Extracted data entries =
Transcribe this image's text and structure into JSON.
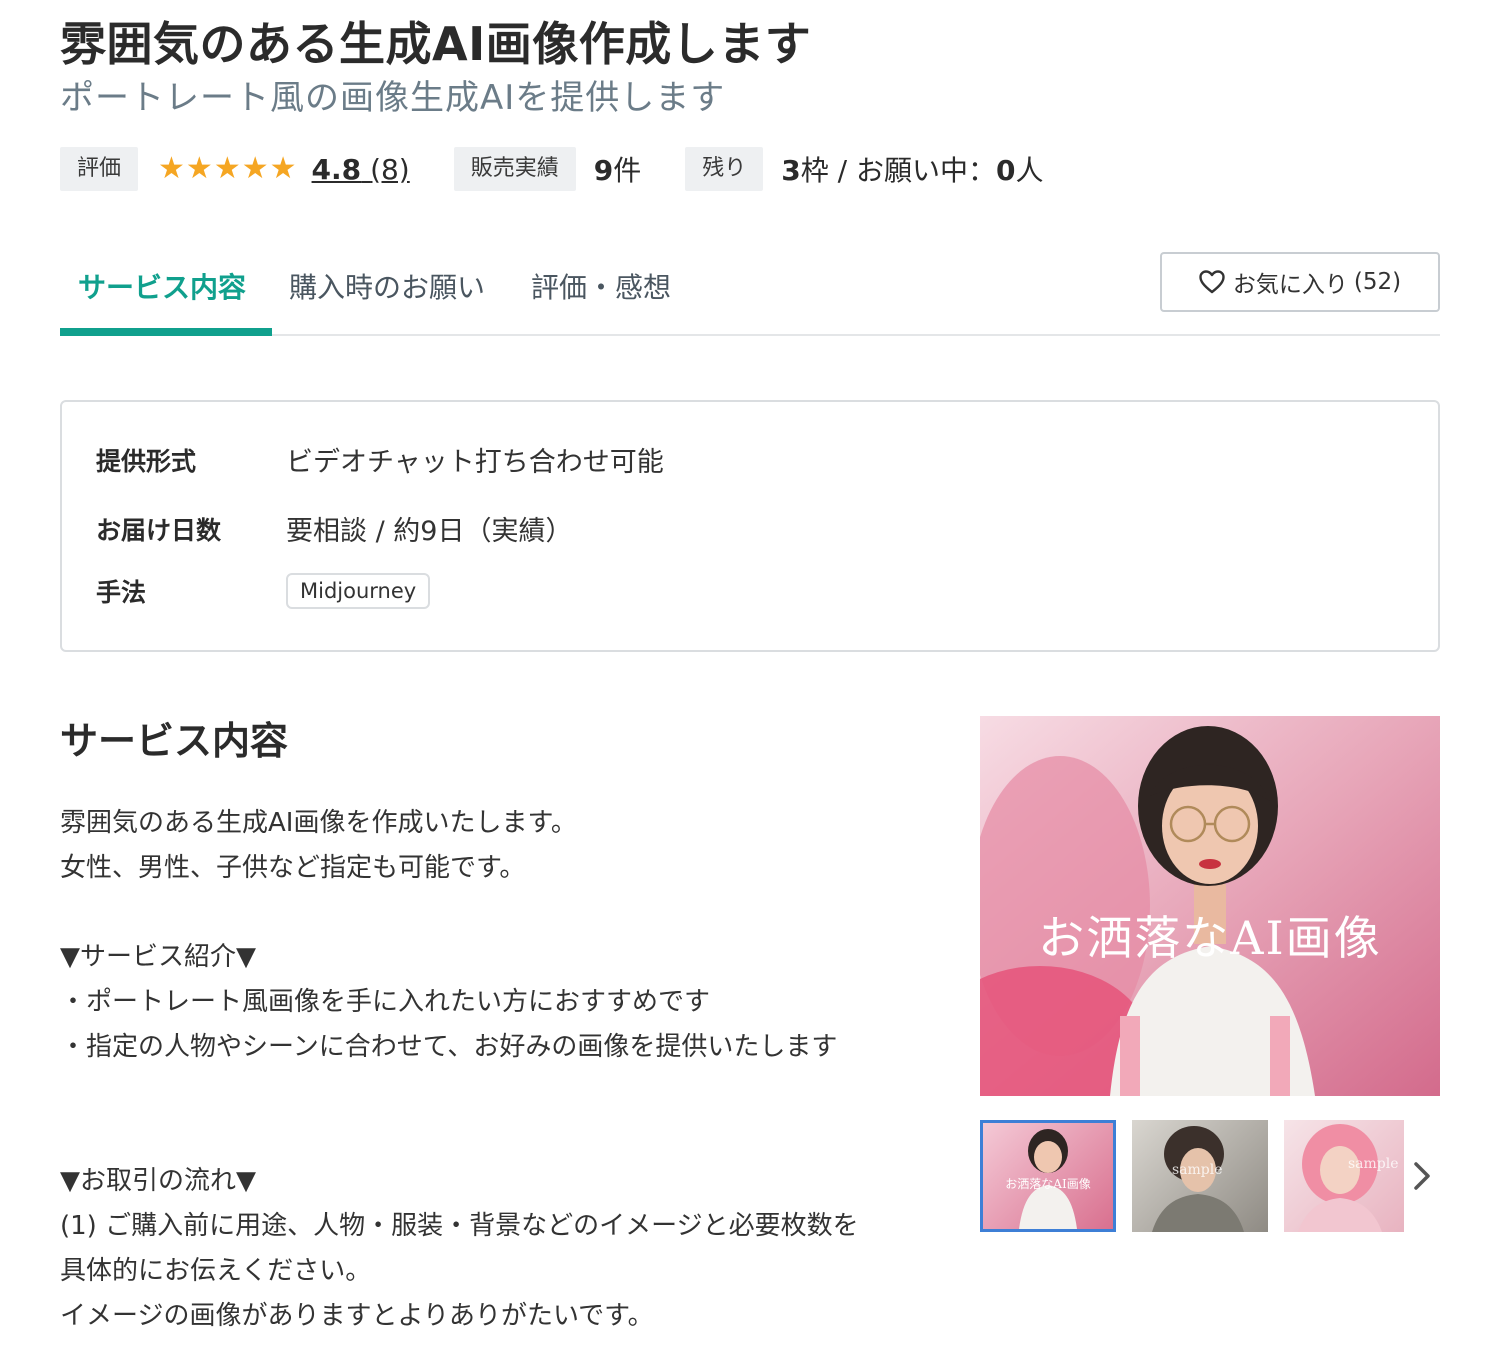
{
  "header": {
    "title": "雰囲気のある生成AI画像作成します",
    "subtitle": "ポートレート風の画像生成AIを提供します"
  },
  "stats": {
    "rating_label": "評価",
    "rating_score": "4.8",
    "rating_count": "(8)",
    "stars": 5,
    "sales_label": "販売実績",
    "sales_value": "9",
    "sales_unit": "件",
    "remaining_label": "残り",
    "remaining_value": "3",
    "remaining_unit": "枠",
    "requesting_text": "/ お願い中：",
    "requesting_value": "0",
    "requesting_unit": "人",
    "star_color": "#f5a623"
  },
  "tabs": [
    {
      "label": "サービス内容",
      "active": true
    },
    {
      "label": "購入時のお願い",
      "active": false
    },
    {
      "label": "評価・感想",
      "active": false
    }
  ],
  "favorite": {
    "label": "お気に入り",
    "count": "(52)",
    "icon": "heart-icon"
  },
  "info": {
    "format_label": "提供形式",
    "format_value": "ビデオチャット打ち合わせ可能",
    "delivery_label": "お届け日数",
    "delivery_value": "要相談 / 約9日（実績）",
    "method_label": "手法",
    "method_tag": "Midjourney"
  },
  "service": {
    "section_title": "サービス内容",
    "lines": [
      "雰囲気のある生成AI画像を作成いたします。",
      "女性、男性、子供など指定も可能です。",
      "",
      "▼サービス紹介▼",
      "・ポートレート風画像を手に入れたい方におすすめです",
      "・指定の人物やシーンに合わせて、お好みの画像を提供いたします",
      "",
      "",
      "▼お取引の流れ▼",
      "(1) ご購入前に用途、人物・服装・背景などのイメージと必要枚数を",
      "具体的にお伝えください。",
      "イメージの画像がありますとよりありがたいです。"
    ]
  },
  "gallery": {
    "main_caption": "お洒落なAI画像",
    "thumbs": [
      {
        "caption": "お洒落なAI画像",
        "selected": true
      },
      {
        "caption": "sample",
        "selected": false
      },
      {
        "caption": "sample",
        "selected": false
      }
    ],
    "accent_color": "#3d7fd6"
  },
  "colors": {
    "accent": "#10a08d",
    "subtitle": "#6b7c88"
  }
}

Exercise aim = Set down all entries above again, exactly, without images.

Response box =
Transcribe this image's text and structure into JSON.
{
  "header": {
    "title": "雰囲気のある生成AI画像作成します",
    "subtitle": "ポートレート風の画像生成AIを提供します"
  },
  "stats": {
    "rating_label": "評価",
    "rating_score": "4.8",
    "rating_count": "(8)",
    "stars": 5,
    "sales_label": "販売実績",
    "sales_value": "9",
    "sales_unit": "件",
    "remaining_label": "残り",
    "remaining_value": "3",
    "remaining_unit": "枠",
    "requesting_text": "/ お願い中：",
    "requesting_value": "0",
    "requesting_unit": "人",
    "star_color": "#f5a623"
  },
  "tabs": [
    {
      "label": "サービス内容",
      "active": true
    },
    {
      "label": "購入時のお願い",
      "active": false
    },
    {
      "label": "評価・感想",
      "active": false
    }
  ],
  "favorite": {
    "label": "お気に入り",
    "count": "(52)",
    "icon": "heart-icon"
  },
  "info": {
    "format_label": "提供形式",
    "format_value": "ビデオチャット打ち合わせ可能",
    "delivery_label": "お届け日数",
    "delivery_value": "要相談 / 約9日（実績）",
    "method_label": "手法",
    "method_tag": "Midjourney"
  },
  "service": {
    "section_title": "サービス内容",
    "lines": [
      "雰囲気のある生成AI画像を作成いたします。",
      "女性、男性、子供など指定も可能です。",
      "",
      "▼サービス紹介▼",
      "・ポートレート風画像を手に入れたい方におすすめです",
      "・指定の人物やシーンに合わせて、お好みの画像を提供いたします",
      "",
      "",
      "▼お取引の流れ▼",
      "(1) ご購入前に用途、人物・服装・背景などのイメージと必要枚数を",
      "具体的にお伝えください。",
      "イメージの画像がありますとよりありがたいです。"
    ]
  },
  "gallery": {
    "main_caption": "お洒落なAI画像",
    "thumbs": [
      {
        "caption": "お洒落なAI画像",
        "selected": true
      },
      {
        "caption": "sample",
        "selected": false
      },
      {
        "caption": "sample",
        "selected": false
      }
    ],
    "accent_color": "#3d7fd6"
  },
  "colors": {
    "accent": "#10a08d",
    "subtitle": "#6b7c88"
  }
}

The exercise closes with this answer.